───── Task data ─────

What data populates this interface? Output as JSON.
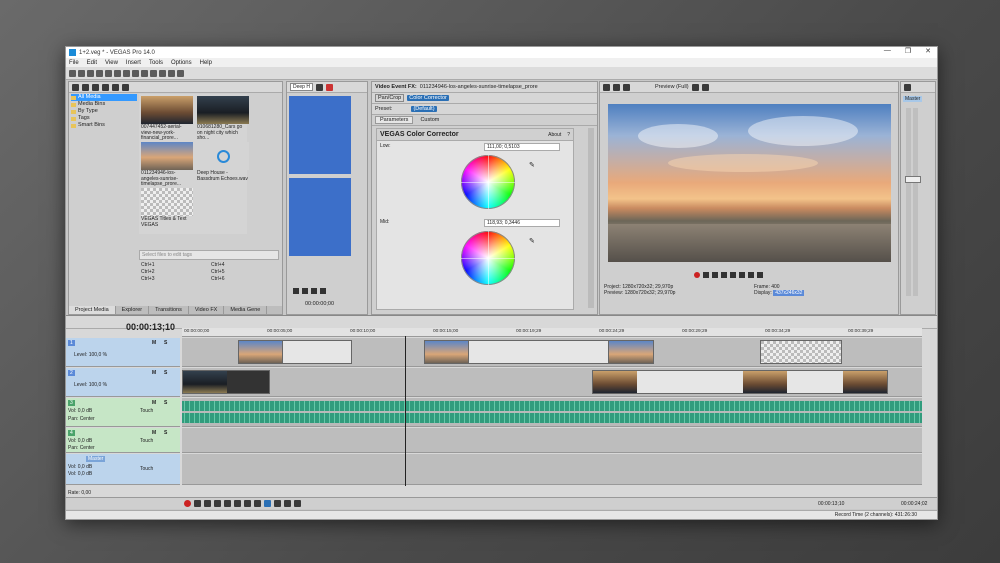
{
  "window": {
    "title": "1+2.veg * - VEGAS Pro 14.0"
  },
  "menu": [
    "File",
    "Edit",
    "View",
    "Insert",
    "Tools",
    "Options",
    "Help"
  ],
  "explorer": {
    "tree": [
      "All Media",
      "Media Bins",
      "By Type",
      "Tags",
      "Smart Bins"
    ],
    "media": [
      {
        "caption": "007447452-aerial-view-new-york-financial_prore..."
      },
      {
        "caption": "010681280_Cars go on night city which sho..."
      },
      {
        "caption": "011234946-los-angeles-sunrise-timelapse_prore..."
      },
      {
        "caption": "Deep House - Bassdrum Echoes.wav"
      },
      {
        "caption": "VEGAS Titles & Text VEGAS"
      }
    ],
    "tag_placeholder": "Select files to edit tags",
    "shortcuts": [
      "Ctrl+1",
      "Ctrl+4",
      "Ctrl+2",
      "Ctrl+5",
      "Ctrl+3",
      "Ctrl+6"
    ],
    "tabs": [
      "Project Media",
      "Explorer",
      "Transitions",
      "Video FX",
      "Media Gene"
    ]
  },
  "trimmer": {
    "clip_name": "Deep H",
    "timecode": "00:00:00;00"
  },
  "fx": {
    "title": "Video Event FX:",
    "clip": "011234946-los-angeles-sunrise-timelapse_prore",
    "chain": [
      "Pan/Crop",
      "Color Corrector"
    ],
    "preset_label": "Preset:",
    "preset_value": "(Default)",
    "tabs": [
      "Parameters",
      "Custom"
    ],
    "plugin_name": "VEGAS Color Corrector",
    "about": "About",
    "help": "?",
    "low_label": "Low:",
    "low_value": "111,00; 0,5103",
    "mid_label": "Mid:",
    "mid_value": "118,93; 0,3446"
  },
  "preview": {
    "mode": "Preview (Full)",
    "project_label": "Project:",
    "project_value": "1280x720x32; 29,970p",
    "preview_label": "Preview:",
    "preview_value": "1280x720x32; 29,970p",
    "frame_label": "Frame:",
    "frame_value": "400",
    "display_label": "Display:",
    "display_value": "437x246x32"
  },
  "master": {
    "label": "Master"
  },
  "timeline": {
    "timecode": "00:00:13;10",
    "ruler": [
      "00:00:00;00",
      "00:00:05;00",
      "00:00:10;00",
      "00:00:15;00",
      "00:00:19;29",
      "00:00:24;29",
      "00:00:29;29",
      "00:00:34;29",
      "00:00:39;29"
    ],
    "tracks": [
      {
        "num": "1",
        "level": "Level: 100,0 %"
      },
      {
        "num": "2",
        "level": "Level: 100,0 %"
      },
      {
        "num": "3",
        "vol": "0,0 dB",
        "pan": "Center",
        "mode": "Touch"
      },
      {
        "num": "4",
        "vol": "0,0 dB",
        "pan": "Center",
        "mode": "Touch"
      },
      {
        "num": "Master",
        "vol": "0,0 dB",
        "vol2": "0,0 dB",
        "mode": "Touch"
      }
    ],
    "rate": "Rate: 0,00",
    "cursor_time": "00:00:13;10",
    "end_time": "00:00:24;02",
    "record_time": "Record Time (2 channels): 431:26:30"
  }
}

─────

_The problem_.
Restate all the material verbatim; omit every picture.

_Solution for this problem_.
What data populates this interface? Output as JSON.
{
  "window": {
    "title": "1+2.veg * - VEGAS Pro 14.0"
  },
  "menu": [
    "File",
    "Edit",
    "View",
    "Insert",
    "Tools",
    "Options",
    "Help"
  ],
  "explorer": {
    "tree": [
      "All Media",
      "Media Bins",
      "By Type",
      "Tags",
      "Smart Bins"
    ],
    "media": [
      {
        "caption": "007447452-aerial-view-new-york-financial_prore..."
      },
      {
        "caption": "010681280_Cars go on night city which sho..."
      },
      {
        "caption": "011234946-los-angeles-sunrise-timelapse_prore..."
      },
      {
        "caption": "Deep House - Bassdrum Echoes.wav"
      },
      {
        "caption": "VEGAS Titles & Text VEGAS"
      }
    ],
    "tag_placeholder": "Select files to edit tags",
    "shortcuts": [
      "Ctrl+1",
      "Ctrl+4",
      "Ctrl+2",
      "Ctrl+5",
      "Ctrl+3",
      "Ctrl+6"
    ],
    "tabs": [
      "Project Media",
      "Explorer",
      "Transitions",
      "Video FX",
      "Media Gene"
    ]
  },
  "trimmer": {
    "clip_name": "Deep H",
    "timecode": "00:00:00;00"
  },
  "fx": {
    "title": "Video Event FX:",
    "clip": "011234946-los-angeles-sunrise-timelapse_prore",
    "chain": [
      "Pan/Crop",
      "Color Corrector"
    ],
    "preset_label": "Preset:",
    "preset_value": "(Default)",
    "tabs": [
      "Parameters",
      "Custom"
    ],
    "plugin_name": "VEGAS Color Corrector",
    "about": "About",
    "help": "?",
    "low_label": "Low:",
    "low_value": "111,00; 0,5103",
    "mid_label": "Mid:",
    "mid_value": "118,93; 0,3446"
  },
  "preview": {
    "mode": "Preview (Full)",
    "project_label": "Project:",
    "project_value": "1280x720x32; 29,970p",
    "preview_label": "Preview:",
    "preview_value": "1280x720x32; 29,970p",
    "frame_label": "Frame:",
    "frame_value": "400",
    "display_label": "Display:",
    "display_value": "437x246x32"
  },
  "master": {
    "label": "Master"
  },
  "timeline": {
    "timecode": "00:00:13;10",
    "ruler": [
      "00:00:00;00",
      "00:00:05;00",
      "00:00:10;00",
      "00:00:15;00",
      "00:00:19;29",
      "00:00:24;29",
      "00:00:29;29",
      "00:00:34;29",
      "00:00:39;29"
    ],
    "tracks": [
      {
        "num": "1",
        "level": "Level: 100,0 %"
      },
      {
        "num": "2",
        "level": "Level: 100,0 %"
      },
      {
        "num": "3",
        "vol": "0,0 dB",
        "pan": "Center",
        "mode": "Touch"
      },
      {
        "num": "4",
        "vol": "0,0 dB",
        "pan": "Center",
        "mode": "Touch"
      },
      {
        "num": "Master",
        "vol": "0,0 dB",
        "vol2": "0,0 dB",
        "mode": "Touch"
      }
    ],
    "rate": "Rate: 0,00",
    "cursor_time": "00:00:13;10",
    "end_time": "00:00:24;02",
    "record_time": "Record Time (2 channels): 431:26:30"
  }
}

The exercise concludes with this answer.